Positively, persons with disabilities are strongly included in Agenda 2030 with 11 references, seven of which are in the SDGs. Read here for details. Currently, persons with disabilities are also included in four proposed global indicators: (1) Poverty Eradication Indicator 1.3.1, (2) Employment Indicator 8.5.2, (3) Education Indicator 4.5.1, and (4) Peaceful and Inclusive Societies Indicator 16.7.1. Furthermore, the chapeau (introduction) of the final IAEG Report will contain statement on disaggregation of data that includes disability: “SDG indicators should be disaggregated where relevant by income, gender, age, race, ethnicity, migratory status, disability and geographic location, or other characteristics, in accordance with the Fundamental Principles of Official Statistics.” For additional details, read more here.
Now the focus of implementation must turn to national and regional contexts. Ministries and government will begin to focus on and implement the SDGs, especially those they consider national priority areas. Consequently, to ensure that persons with disabilities are included in this process, it is important to:
- Push for the disaggregation of data by disability (in line with international standards) in national surveys to be used for the implementation and monitoring of Agenda 2030.
- Create linkages between implementation and monitoring of Agenda 2030 in the global, regional, national, and local contexts linked to the UN Convention on the Rights of Persons with Disabilities (UNCRPD). This is key as the UNCRPD is legally binding and Agenda 2030 is voluntary.
- Support DPOs and persons with disabilities as leaders and active participants in implementation and monitoring.

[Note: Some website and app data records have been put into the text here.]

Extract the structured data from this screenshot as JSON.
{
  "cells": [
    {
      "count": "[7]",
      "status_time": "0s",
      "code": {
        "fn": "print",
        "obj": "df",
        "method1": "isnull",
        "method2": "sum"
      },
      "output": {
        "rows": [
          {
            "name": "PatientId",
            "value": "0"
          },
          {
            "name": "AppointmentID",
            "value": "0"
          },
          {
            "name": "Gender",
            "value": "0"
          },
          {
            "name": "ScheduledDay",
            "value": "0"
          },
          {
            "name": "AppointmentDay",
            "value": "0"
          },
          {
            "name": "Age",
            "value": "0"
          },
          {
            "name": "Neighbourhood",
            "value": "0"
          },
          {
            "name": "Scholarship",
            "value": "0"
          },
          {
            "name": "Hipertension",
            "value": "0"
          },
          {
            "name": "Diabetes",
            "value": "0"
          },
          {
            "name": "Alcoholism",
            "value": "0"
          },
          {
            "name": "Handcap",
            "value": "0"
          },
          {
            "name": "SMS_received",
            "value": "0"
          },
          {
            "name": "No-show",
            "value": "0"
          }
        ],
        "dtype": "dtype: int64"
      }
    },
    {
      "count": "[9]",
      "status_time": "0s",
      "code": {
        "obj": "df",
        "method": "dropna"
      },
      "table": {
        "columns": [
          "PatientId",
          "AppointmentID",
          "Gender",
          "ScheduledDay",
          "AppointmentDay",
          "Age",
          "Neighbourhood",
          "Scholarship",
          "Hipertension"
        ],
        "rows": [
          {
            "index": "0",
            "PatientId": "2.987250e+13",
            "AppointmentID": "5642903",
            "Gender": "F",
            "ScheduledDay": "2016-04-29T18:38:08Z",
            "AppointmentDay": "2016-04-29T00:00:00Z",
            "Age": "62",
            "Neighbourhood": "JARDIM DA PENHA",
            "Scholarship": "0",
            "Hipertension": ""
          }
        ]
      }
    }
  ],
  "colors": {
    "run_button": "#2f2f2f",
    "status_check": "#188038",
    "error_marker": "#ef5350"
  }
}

- Identify key strategic partners for lobbying local and national governments.
- Work as a networks, coalitions, and alliances with a unified message.
It is time to learn from our partners at regional, national, and local levels, as Agenda 2030 now will center on these areas. We must link the global processes to all levels and ensure that information is shared both ways.
Stay tuned in the next months for updates on the roadmap of the global implementation of Agenda 2030.